You may have read that title and wondered, “is that even a thing?” And the answer is an absolute yes. Concrete burns are painful and are significant because they often aren’t felt at the initial point of contact, getting worse as time goes by. Concrete burns are slow to appear, and if it is inhaled, it can cause a dangerous chemical burn that may not show for hours or possibly days.
What is a Concrete Burn
Due to the nature of concrete, burns can have varying effects. In its powder form, inhalation is easily possible. Concrete contains tiny, abrasive particles that can also cause small cuts. Typical signs of a concrete burn include redness, swelling, blistering, discoloration, itchiness, and bleeding. Because the cement that makes up concrete is alkaline in nature, skin irritations from exposure will get worse before they get better. Signs of inhalation dangers include coughing, difficulty breathing or swallowing, and vomiting. If left untreated, concrete burns can also damage muscles and bones. Prolonged exposure to the skin usually occurs if concrete gets trapped under gloves, clothing, or jewelry. Often, people don’t notice the issue until it’s already severe.
When working with concrete, it’s important to follow a few safety tips. Wash your hands often, especially during breaks and before and after eating, with a pH neutral soap if possible. Do this thoroughly before putting on gloves to make sure particles are not left on your skin. If you have jewelry on, check that no concrete has gotten underneath them. Try to keep your work clothes separate from other clothes as they will hold on to concrete power from the day. It may even be a good idea to change your clothes before getting into your vehicle or going into your home.

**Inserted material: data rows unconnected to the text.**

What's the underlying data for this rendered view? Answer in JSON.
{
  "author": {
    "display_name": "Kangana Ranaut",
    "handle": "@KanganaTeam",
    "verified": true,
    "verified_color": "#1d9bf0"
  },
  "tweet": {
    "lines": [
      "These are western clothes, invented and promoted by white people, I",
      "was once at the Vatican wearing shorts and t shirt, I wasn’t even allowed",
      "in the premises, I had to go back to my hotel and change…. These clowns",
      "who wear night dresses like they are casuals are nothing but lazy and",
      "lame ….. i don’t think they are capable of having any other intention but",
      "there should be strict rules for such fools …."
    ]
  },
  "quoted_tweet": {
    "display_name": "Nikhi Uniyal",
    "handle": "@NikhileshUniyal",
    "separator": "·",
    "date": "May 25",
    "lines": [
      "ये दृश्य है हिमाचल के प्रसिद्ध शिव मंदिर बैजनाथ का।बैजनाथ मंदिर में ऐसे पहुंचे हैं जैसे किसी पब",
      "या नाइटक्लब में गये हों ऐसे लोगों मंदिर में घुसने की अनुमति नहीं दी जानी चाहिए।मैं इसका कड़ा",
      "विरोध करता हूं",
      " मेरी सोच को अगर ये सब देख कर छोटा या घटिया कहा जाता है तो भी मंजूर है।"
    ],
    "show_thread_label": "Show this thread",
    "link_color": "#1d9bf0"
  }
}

Treatment of these special burns must be done carefully, and those treating the burns must know it was from exposure to cement. If not, an ointment or other treatment could be applied mistakenly, trapping the corrosive material to the skin, which will make the burn worse. Treatment for inhaled concrete powder is to quickly remove the person from the source and into fresh air. If swallowed, rinse out the person’s mouth and lips thoroughly. If there’s contact with skin, remove all contaminated clothing and rinse the suspected area with water for a minimum of 15 minutes. If any symptoms persist or you can’t get the person to feel better, call 911 or get them to a doctor.
Because concrete burns can be serious, it’s important to be prepared with preventative knowledge as well as appropriate emergency response procedures. Shield-Safety sells a special concrete exposure burn kit that includes everything you need to decontaminate and neutralize the caustic effects of these burns. It includes an eye wash, a burn neutralizer wash, an empty bucket with lid for rinsing or other needs, splash goggles, water bottle, Tyvek suit, disposable towels, and neoprene gloves. These products relieve irritation and prevents further burning. However, if burns are severe, go to the hospital for further care. For questions about burn care or other emergency topics, reach out to Shield-Safety.